**Problem to work on**
For each line in the records that contains "Ginny", make a copy.

**Dataset records**

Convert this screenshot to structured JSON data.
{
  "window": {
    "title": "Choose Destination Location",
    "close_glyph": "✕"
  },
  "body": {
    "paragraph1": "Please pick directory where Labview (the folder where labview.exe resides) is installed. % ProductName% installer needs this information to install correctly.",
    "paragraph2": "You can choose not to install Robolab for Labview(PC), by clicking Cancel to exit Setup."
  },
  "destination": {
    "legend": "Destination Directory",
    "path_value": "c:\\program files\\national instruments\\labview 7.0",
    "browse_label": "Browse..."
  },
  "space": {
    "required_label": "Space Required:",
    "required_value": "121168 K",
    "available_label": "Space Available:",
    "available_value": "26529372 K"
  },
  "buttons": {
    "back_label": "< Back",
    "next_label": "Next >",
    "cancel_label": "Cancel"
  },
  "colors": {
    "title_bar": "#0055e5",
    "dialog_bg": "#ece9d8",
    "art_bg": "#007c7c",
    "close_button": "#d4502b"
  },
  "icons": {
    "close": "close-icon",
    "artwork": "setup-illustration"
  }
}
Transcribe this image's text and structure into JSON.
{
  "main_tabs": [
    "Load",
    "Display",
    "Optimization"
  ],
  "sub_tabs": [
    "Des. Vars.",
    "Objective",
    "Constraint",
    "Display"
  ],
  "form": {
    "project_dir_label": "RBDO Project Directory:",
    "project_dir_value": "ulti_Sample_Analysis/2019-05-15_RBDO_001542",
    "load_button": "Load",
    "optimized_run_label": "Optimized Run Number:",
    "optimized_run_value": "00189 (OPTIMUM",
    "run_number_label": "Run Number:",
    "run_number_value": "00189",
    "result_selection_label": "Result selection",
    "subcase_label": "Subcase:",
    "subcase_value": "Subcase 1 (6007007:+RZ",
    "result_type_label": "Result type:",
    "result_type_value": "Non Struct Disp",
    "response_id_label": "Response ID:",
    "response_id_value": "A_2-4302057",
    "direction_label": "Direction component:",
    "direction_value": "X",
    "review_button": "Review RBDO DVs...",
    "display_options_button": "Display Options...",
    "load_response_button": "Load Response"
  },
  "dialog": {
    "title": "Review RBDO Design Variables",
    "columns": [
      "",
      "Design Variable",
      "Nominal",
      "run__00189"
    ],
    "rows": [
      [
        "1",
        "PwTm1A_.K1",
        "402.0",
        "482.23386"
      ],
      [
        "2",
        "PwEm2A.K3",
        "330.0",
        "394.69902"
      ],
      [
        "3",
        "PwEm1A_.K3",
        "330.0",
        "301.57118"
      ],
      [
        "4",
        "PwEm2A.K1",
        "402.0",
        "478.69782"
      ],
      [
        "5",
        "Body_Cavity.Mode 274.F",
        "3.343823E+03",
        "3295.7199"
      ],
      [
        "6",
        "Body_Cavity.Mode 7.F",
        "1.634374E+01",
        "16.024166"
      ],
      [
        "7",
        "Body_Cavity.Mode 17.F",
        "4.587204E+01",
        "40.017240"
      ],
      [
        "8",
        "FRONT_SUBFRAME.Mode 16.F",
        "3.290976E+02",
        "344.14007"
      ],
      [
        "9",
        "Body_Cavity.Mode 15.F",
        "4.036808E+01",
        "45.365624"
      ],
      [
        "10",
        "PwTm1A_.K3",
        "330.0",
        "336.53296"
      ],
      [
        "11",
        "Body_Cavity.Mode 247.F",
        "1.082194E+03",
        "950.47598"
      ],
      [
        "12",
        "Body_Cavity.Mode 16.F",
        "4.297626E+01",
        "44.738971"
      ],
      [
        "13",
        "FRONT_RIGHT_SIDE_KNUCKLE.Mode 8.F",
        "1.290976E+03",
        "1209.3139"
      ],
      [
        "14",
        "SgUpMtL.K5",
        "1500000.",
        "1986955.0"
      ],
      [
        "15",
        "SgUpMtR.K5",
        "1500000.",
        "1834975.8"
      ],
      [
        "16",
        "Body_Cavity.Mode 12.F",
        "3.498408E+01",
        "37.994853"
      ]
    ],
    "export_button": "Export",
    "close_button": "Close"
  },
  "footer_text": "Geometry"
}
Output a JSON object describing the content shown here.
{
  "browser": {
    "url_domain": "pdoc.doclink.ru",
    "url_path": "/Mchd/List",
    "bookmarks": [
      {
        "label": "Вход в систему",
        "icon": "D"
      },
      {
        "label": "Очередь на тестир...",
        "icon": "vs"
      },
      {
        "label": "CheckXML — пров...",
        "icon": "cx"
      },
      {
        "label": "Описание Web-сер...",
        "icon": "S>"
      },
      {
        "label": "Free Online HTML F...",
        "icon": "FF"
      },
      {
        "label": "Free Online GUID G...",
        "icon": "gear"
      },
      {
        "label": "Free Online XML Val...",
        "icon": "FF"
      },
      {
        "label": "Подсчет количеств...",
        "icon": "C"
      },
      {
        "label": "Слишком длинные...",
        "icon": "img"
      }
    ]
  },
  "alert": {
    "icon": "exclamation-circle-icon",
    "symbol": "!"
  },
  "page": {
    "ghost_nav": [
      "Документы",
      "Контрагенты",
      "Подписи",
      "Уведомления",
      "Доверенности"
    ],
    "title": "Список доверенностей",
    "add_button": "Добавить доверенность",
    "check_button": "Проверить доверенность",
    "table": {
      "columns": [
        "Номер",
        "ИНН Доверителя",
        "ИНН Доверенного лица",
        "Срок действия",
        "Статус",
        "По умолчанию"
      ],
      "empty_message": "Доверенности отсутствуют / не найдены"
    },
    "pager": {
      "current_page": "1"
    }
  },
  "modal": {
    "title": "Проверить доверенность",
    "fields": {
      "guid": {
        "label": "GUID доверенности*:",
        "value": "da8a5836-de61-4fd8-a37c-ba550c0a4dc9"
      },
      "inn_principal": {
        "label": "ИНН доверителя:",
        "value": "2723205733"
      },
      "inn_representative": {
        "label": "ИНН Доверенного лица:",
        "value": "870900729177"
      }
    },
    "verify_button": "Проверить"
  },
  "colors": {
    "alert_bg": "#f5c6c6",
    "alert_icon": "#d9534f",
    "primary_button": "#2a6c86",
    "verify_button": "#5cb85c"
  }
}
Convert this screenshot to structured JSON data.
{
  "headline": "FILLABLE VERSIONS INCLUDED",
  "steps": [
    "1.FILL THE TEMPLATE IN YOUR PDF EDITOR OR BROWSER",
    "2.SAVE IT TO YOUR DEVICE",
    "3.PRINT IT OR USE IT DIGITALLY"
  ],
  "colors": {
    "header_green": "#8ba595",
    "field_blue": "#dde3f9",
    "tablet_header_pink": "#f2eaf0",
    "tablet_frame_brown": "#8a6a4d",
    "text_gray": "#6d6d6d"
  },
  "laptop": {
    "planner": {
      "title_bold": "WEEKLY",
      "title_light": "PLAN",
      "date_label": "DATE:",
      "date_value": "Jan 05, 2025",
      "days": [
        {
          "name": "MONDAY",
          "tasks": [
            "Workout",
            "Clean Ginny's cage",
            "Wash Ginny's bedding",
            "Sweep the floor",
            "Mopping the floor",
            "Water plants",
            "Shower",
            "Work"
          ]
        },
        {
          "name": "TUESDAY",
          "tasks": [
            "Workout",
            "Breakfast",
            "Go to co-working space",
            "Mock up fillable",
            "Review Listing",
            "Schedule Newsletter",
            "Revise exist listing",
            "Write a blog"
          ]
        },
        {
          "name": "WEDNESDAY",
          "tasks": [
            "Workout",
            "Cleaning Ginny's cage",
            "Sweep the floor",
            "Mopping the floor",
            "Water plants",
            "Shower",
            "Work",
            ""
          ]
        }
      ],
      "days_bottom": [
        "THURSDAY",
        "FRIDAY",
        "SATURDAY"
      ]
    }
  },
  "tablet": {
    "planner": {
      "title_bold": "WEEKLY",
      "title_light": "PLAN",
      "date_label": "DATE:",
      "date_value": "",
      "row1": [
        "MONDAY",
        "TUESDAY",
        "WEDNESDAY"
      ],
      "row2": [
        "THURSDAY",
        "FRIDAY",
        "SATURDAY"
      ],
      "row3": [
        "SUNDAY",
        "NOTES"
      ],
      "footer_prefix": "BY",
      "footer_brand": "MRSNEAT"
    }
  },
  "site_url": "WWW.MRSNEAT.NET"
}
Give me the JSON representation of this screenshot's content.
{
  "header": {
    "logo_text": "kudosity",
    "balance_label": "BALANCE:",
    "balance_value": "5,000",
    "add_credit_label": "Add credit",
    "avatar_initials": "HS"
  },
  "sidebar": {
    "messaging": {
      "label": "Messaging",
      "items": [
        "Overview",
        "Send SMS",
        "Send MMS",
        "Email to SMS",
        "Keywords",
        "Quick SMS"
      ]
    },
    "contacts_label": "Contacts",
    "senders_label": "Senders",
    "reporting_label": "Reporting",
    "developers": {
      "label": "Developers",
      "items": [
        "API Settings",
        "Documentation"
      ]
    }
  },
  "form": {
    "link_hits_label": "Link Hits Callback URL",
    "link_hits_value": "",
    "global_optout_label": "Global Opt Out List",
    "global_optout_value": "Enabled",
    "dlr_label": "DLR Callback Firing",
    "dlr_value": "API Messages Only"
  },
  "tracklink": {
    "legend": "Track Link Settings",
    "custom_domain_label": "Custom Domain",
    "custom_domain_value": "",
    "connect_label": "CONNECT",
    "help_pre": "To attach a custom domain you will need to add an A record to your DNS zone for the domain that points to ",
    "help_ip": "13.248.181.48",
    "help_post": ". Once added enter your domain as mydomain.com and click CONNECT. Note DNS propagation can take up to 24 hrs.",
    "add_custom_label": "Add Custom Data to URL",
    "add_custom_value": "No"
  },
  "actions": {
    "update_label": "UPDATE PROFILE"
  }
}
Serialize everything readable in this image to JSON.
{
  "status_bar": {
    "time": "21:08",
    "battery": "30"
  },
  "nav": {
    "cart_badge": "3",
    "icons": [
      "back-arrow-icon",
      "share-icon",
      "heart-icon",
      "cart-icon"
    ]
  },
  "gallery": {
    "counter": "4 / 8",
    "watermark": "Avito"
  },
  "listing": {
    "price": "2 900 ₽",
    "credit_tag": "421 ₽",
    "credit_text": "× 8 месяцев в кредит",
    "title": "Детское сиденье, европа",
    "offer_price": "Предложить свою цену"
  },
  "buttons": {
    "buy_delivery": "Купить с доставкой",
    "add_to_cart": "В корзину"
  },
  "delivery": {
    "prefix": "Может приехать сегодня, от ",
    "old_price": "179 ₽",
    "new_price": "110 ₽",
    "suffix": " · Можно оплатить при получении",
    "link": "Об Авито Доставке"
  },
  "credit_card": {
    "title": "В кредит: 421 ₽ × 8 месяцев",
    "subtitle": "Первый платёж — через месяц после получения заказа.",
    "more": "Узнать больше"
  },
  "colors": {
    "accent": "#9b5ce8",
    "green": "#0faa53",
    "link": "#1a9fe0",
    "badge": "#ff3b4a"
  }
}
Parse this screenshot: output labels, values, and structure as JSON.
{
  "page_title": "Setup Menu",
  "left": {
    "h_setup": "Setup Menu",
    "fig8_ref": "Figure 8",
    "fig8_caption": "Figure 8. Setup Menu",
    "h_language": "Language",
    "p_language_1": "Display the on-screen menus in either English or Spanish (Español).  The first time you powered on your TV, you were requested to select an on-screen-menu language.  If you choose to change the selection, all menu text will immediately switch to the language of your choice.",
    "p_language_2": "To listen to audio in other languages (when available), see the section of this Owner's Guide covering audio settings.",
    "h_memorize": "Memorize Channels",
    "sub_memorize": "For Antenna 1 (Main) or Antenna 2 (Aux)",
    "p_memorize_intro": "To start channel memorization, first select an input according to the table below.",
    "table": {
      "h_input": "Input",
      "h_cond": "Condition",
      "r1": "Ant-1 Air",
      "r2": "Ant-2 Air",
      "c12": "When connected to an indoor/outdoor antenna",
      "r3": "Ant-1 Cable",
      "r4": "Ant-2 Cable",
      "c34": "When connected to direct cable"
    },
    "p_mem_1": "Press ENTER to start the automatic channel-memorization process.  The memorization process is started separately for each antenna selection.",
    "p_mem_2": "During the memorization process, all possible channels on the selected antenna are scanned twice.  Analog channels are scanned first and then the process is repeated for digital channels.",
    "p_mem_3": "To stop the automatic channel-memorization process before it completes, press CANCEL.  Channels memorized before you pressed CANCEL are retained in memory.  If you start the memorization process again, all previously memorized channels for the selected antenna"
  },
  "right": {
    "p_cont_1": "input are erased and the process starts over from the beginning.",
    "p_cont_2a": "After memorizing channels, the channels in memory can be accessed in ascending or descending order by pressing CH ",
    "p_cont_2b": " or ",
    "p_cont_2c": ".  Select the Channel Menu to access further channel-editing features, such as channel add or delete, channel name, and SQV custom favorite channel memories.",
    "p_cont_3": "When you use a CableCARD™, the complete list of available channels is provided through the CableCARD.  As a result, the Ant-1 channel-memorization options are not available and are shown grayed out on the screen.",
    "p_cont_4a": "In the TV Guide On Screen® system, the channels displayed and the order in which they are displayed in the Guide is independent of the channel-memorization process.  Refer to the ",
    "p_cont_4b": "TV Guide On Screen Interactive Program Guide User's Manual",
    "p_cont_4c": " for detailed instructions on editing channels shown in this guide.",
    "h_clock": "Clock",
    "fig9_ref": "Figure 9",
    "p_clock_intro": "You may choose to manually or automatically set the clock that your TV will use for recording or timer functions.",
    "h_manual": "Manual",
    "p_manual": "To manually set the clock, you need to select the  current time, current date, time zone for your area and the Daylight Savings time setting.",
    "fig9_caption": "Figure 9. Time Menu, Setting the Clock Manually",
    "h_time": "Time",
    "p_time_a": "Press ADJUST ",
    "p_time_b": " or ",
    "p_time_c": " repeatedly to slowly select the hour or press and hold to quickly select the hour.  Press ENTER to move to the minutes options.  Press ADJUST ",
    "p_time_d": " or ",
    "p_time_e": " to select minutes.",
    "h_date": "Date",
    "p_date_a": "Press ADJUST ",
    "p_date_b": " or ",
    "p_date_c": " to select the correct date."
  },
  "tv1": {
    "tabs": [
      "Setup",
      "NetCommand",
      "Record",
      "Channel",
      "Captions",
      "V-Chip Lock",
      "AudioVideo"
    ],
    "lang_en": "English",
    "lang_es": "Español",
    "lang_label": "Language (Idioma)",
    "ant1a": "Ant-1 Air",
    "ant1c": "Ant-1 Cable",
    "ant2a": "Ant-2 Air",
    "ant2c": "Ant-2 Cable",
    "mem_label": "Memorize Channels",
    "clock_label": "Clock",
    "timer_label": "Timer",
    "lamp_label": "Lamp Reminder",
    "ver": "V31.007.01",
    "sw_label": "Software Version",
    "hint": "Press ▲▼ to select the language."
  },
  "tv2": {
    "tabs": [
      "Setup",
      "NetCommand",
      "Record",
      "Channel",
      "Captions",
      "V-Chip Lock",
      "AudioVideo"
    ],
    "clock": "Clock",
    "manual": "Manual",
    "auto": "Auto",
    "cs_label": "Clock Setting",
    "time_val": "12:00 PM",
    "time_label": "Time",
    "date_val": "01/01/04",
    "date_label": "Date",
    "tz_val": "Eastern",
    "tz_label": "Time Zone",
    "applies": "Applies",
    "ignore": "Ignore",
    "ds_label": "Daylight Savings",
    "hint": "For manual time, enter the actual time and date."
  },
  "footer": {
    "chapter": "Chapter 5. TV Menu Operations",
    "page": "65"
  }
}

**Exercise result**
            "Clean Ginny's cage",
            "Wash Ginny's bedding",
            "Cleaning Ginny's cage",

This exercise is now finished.